thickness of 1.0mm and a length of 2.0 cm is place
on a 2.0-cm-diameter tube. The tube temperature is
150 °C, the environment temperature is 20 °C, and
h=200W/m2 °C. The fin is aluminum. Calculate the
heat lost by the fin.

t  1.0mm, L  2.0cm, 1  1.0cm, h  200, k  204,


h 1/ 2
Lc  2.05cm, 2c  3.05cm, Lc ( )  0.642
3/2

kAm
r2c  0.305 f  0.68
q  (0.68)(200 )(2) (0.0305 2 - 0.012 )(150 - 20)  92.2W

PANKAJ R. CHANDAR, Ph.D., P.E. 54


2-103. An aluminum fin is attached to a transistor which
generates heat at the rate of 300mW. The fin has a
total surface area of 9.0cm2 and fin is 0.9*10-4m2
°C/W, and the contact area is 0.5cm2. Estimate the
temperature of the transistor, assuming the fin is
uniform in temperature.
1/h c  0.9 *10 4 , A c  0.5cm 2 , q  300mW
Assume fin @27C
1 4
q  (300 *10-3 )  4
( 0. 5)(10 )(Tt  27)
0.9 *10
Tt  27.54C

PANKAJ R. CHANDAR, Ph.D., P.E. 55


2-118 Solution cont’d.
2.0 mm Fin LC = 1.1 cm 1
3  h  2
LC 2
  0.218
 k A M

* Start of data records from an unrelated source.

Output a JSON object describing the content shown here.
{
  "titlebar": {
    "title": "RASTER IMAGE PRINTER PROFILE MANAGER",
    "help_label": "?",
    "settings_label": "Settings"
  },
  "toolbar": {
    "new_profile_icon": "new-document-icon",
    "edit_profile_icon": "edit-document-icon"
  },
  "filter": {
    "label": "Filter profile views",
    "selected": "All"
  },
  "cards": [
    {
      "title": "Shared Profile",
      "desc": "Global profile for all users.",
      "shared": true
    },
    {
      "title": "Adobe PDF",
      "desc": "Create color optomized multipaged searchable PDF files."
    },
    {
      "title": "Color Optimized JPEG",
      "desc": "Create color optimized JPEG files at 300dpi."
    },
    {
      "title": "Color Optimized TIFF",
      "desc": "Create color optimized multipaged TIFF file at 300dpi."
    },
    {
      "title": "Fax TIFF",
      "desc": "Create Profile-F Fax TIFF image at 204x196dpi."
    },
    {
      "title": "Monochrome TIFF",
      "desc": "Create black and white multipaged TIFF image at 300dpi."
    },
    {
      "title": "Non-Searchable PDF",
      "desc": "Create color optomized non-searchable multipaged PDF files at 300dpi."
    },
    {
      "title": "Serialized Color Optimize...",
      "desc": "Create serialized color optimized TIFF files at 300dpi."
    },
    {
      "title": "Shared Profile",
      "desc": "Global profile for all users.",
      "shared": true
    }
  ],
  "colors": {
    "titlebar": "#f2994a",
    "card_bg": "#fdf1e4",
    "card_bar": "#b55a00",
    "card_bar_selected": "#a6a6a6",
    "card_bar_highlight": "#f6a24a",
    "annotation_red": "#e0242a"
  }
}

f  0.92
 
q  3160 0.0212  0.012 2T 0.92
 0.95 T
3.0 mm Fin LC = 1.15 cm 1
3  h  2
LC 2    0.186
 k A M 

f  0.95

q  2160  0.02152  0.012 2T 0.95
 0.69 T
Conclusion: Several thin fins are better than a few thick
fins. More heat transfer for the same weight of fins.
PANKAJ R. CHANDAR, Ph.D., P.E. 56